The litany of disasters continues. I’m sitting in a depressing Cold War Russian hotel (balcony above) in dusty Naryn contemplating whether my bike has suffered a fatal malfunction: the rear hub. When I spin the back wheel it struggles to complete a single revolution before grabbing tight on either the hub or rear disc brake. If it’s the latter I might be OK, but if it’s the former the trip is doomed. The impact of the malfunction weighed physically and emotionally on me today. Physically it slowed my progress by a third – 130kms took 9 hours. The rear wheel resistance towards the top of the gravel pass meant that I had to walk the bike for the last two kilometres – something I usually refuse to do. I then had to nurse the bike down the other side, making today one of the longest and hardest I’ve ever done.
Enough complaints though. One of the more pleasant parts of the day was meeting a German couple over lunch in a dusty rat hole near Lake Song-Kol. It was while riding the three kilometres to their detour that I realised something was seriously wrong with the bike. As hard as I pushed I could barely keep up with them, despite the fact that they had way more gear than I and were clearly built for comfort not speed.
Witnessed a few funny things today:
- The familiar sight of a policeman jumping out from behind a post or tree holding a radar and waiting for his baksheesh. The driver generally gets out, swaggers over and shakes the policeman’s hand. The policeman then glances into his palm and either nods in approval at the amount that’s been imparted, or complains to the driver. I saw one truck driver on the end of a verbal barrage from a policeman when he obviously underpaid his `fine’
- I also witnessed the Kyrgyz version of environmental sustainability. The tradition is that when you are heading downhill you switch off the engine to save fuel.

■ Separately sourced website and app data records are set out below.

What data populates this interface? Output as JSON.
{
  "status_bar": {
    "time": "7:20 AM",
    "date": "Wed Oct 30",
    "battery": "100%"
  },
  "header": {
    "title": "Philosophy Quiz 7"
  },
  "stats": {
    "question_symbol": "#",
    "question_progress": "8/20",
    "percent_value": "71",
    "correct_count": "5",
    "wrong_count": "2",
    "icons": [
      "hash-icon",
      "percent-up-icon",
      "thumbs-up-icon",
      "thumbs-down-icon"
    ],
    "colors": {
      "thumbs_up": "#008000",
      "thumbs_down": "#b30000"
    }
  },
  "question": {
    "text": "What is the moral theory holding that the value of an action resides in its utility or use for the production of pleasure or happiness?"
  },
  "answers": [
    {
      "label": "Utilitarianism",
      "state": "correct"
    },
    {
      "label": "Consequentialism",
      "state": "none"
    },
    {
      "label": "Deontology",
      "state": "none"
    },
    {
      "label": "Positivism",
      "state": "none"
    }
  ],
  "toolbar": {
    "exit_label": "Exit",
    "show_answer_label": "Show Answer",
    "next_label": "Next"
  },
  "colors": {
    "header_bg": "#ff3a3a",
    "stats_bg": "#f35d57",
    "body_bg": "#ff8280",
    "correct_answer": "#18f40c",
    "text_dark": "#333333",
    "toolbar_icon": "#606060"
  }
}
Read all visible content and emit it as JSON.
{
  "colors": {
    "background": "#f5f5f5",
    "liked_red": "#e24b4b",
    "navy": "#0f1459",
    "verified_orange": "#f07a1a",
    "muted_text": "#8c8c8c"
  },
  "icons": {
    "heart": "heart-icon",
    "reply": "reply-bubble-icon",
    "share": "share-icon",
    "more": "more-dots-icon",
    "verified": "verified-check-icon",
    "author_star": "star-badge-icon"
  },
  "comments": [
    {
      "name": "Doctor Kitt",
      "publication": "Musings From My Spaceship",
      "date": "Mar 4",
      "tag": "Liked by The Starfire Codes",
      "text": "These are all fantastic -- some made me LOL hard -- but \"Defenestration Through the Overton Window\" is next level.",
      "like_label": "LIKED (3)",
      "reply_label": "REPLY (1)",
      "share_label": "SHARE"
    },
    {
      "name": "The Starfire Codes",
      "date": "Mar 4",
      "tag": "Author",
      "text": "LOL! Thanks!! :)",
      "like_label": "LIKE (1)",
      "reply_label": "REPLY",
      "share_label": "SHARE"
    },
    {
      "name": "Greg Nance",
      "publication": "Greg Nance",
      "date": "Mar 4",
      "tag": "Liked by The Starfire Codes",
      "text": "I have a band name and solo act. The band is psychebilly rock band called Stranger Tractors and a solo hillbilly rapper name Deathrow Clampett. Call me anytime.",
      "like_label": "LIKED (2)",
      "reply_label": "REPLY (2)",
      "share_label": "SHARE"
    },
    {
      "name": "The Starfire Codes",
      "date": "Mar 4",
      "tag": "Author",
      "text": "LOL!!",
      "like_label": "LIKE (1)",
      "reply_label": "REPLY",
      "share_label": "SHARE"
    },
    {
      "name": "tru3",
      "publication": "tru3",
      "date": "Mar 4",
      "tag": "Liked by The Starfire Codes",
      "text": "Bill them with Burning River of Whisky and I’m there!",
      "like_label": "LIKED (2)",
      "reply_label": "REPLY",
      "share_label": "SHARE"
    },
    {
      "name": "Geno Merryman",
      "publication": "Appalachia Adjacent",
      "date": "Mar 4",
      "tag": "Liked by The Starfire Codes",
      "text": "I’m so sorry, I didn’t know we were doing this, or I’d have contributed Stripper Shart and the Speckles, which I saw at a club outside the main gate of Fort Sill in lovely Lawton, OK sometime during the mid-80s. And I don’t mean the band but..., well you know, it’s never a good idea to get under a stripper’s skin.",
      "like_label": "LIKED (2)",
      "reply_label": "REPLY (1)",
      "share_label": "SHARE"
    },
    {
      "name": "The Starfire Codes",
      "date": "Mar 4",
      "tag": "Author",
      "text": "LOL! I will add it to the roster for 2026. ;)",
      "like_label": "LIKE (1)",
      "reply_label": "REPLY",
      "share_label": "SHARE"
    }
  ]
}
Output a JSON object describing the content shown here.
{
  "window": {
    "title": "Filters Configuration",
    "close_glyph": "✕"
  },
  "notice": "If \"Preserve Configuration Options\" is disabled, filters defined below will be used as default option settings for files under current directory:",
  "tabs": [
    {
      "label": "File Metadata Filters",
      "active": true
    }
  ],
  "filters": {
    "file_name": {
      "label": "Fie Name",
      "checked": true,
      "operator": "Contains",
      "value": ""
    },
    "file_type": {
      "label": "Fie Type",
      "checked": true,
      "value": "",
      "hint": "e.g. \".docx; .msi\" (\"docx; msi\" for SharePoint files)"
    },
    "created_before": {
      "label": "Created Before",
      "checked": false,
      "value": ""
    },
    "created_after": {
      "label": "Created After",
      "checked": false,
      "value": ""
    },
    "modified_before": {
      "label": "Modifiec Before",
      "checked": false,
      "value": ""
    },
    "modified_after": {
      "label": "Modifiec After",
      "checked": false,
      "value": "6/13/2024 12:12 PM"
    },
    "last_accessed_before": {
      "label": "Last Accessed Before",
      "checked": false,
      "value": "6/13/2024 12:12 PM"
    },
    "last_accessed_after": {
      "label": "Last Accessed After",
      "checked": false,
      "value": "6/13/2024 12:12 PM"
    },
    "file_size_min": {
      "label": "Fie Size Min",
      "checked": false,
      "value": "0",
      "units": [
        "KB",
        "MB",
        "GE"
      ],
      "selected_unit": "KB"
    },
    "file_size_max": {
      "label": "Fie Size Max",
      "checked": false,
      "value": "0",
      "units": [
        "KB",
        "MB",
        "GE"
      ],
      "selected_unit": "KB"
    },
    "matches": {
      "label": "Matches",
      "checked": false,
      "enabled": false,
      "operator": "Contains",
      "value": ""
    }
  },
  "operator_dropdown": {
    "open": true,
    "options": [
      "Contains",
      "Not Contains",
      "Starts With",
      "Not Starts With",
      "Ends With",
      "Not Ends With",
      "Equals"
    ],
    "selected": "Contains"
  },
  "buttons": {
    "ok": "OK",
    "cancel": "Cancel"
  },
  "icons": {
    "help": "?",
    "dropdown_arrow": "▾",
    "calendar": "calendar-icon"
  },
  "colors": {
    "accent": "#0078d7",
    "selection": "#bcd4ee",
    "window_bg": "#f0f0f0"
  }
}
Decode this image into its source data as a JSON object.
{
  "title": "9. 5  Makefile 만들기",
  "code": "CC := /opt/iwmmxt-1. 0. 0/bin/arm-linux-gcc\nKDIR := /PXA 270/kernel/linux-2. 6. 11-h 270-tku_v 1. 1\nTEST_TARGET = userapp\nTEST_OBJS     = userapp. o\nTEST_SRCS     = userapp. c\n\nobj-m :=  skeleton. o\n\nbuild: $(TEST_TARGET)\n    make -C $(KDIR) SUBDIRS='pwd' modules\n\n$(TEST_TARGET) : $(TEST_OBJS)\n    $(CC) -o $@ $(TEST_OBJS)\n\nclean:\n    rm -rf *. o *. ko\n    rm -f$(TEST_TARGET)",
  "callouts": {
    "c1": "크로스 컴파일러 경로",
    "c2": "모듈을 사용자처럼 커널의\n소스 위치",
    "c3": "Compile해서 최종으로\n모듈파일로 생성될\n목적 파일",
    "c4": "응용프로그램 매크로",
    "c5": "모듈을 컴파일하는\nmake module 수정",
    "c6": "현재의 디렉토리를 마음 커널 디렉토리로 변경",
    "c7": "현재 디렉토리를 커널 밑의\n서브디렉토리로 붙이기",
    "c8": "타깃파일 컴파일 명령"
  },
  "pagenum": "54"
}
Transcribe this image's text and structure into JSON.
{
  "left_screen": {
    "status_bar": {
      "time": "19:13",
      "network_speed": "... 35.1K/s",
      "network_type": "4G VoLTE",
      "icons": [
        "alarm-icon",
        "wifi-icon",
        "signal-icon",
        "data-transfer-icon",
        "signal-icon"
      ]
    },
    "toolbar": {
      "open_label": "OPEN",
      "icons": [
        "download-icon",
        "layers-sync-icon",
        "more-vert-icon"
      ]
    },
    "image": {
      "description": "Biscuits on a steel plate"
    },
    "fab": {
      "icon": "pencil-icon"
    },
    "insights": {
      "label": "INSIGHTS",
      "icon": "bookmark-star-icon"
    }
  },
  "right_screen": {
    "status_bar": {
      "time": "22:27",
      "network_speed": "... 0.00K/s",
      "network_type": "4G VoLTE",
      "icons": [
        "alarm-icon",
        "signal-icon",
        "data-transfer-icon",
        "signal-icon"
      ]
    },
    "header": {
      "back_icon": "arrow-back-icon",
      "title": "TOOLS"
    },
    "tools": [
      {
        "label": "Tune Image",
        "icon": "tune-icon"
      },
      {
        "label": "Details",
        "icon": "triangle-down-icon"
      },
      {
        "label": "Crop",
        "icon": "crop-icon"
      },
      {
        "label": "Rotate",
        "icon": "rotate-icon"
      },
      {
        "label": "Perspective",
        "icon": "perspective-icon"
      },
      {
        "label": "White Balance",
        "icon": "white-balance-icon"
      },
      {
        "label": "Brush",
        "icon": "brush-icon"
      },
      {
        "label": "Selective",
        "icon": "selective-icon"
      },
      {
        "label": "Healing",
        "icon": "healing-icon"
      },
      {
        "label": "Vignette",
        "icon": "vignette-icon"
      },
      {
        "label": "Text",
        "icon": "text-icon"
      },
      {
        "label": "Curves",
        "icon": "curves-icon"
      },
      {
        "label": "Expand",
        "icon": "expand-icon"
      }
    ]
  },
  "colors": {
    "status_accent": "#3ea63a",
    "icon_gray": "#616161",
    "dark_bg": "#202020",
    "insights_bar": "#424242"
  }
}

At one point I saw a Lada doing 2kph with a car full of patient guys on board staring blankly ahead like it was the most natural thing in the world
When I thought we were done in fact we weren’t. The babushka insisted on having someone sit in the room with me while she completed the paperwork. I finally got into the shower at 8.15pm, a full 80 minutes after I arrived… Tomorrow looks like a crunch one trying to diagnose and hopefully fix my wheel problems. The alternative is difficult to stomach: the end of the bike trip and return to Bishkek.